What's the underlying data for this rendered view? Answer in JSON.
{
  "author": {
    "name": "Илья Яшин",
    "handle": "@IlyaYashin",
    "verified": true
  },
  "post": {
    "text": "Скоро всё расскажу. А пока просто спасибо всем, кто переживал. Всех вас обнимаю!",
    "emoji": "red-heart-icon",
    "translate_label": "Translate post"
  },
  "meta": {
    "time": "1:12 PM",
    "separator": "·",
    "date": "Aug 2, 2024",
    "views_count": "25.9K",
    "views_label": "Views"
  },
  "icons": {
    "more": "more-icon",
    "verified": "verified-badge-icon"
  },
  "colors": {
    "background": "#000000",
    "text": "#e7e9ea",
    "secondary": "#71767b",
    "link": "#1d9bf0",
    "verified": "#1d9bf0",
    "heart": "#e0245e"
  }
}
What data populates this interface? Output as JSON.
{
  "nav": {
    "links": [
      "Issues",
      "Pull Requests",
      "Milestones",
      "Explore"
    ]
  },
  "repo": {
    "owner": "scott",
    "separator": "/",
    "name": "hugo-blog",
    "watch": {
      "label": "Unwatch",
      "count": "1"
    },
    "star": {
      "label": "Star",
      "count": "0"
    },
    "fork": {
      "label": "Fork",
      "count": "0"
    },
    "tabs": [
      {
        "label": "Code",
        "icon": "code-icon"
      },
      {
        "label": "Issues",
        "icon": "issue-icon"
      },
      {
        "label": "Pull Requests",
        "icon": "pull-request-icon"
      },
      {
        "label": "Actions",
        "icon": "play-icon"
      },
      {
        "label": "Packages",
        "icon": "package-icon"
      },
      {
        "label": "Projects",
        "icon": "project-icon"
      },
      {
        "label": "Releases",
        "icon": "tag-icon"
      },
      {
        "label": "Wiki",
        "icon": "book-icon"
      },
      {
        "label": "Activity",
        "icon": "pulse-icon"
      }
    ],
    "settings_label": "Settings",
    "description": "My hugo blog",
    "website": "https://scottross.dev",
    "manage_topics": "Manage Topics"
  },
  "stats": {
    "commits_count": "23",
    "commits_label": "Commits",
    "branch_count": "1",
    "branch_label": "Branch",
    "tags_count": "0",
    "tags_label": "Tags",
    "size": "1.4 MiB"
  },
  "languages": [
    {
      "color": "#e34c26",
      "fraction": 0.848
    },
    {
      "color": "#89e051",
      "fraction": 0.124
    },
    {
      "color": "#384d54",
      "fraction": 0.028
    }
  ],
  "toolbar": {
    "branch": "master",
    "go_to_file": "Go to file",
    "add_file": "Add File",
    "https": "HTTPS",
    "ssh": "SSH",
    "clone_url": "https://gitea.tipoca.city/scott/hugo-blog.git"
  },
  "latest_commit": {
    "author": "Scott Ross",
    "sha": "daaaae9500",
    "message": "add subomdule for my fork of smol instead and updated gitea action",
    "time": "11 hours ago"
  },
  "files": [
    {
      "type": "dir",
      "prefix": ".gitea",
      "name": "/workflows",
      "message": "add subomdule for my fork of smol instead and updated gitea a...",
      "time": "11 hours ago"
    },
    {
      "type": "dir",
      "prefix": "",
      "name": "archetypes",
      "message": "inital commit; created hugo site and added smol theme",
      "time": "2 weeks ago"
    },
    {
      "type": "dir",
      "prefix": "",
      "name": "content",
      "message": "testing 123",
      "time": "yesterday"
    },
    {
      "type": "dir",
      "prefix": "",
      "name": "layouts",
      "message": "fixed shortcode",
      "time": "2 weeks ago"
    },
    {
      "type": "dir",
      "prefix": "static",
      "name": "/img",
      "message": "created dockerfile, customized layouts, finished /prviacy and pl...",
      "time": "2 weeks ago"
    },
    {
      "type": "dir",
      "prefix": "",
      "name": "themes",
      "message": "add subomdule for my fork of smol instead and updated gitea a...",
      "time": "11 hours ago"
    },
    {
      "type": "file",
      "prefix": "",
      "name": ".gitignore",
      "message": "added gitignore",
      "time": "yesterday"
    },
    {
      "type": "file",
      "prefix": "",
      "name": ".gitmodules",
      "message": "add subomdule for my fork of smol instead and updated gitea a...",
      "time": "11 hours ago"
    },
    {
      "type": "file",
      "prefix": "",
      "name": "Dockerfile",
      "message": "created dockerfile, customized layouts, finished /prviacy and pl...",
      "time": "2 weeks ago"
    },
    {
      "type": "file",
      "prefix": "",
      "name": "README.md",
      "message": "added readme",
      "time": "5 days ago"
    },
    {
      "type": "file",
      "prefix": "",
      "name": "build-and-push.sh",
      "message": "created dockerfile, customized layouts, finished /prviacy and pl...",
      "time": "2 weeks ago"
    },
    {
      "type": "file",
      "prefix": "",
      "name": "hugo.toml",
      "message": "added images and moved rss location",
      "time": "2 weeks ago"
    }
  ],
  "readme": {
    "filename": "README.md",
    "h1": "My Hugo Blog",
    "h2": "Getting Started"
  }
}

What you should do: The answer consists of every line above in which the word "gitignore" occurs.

Answer for this exercise:
      "name": ".gitignore",
      "message": "added gitignore",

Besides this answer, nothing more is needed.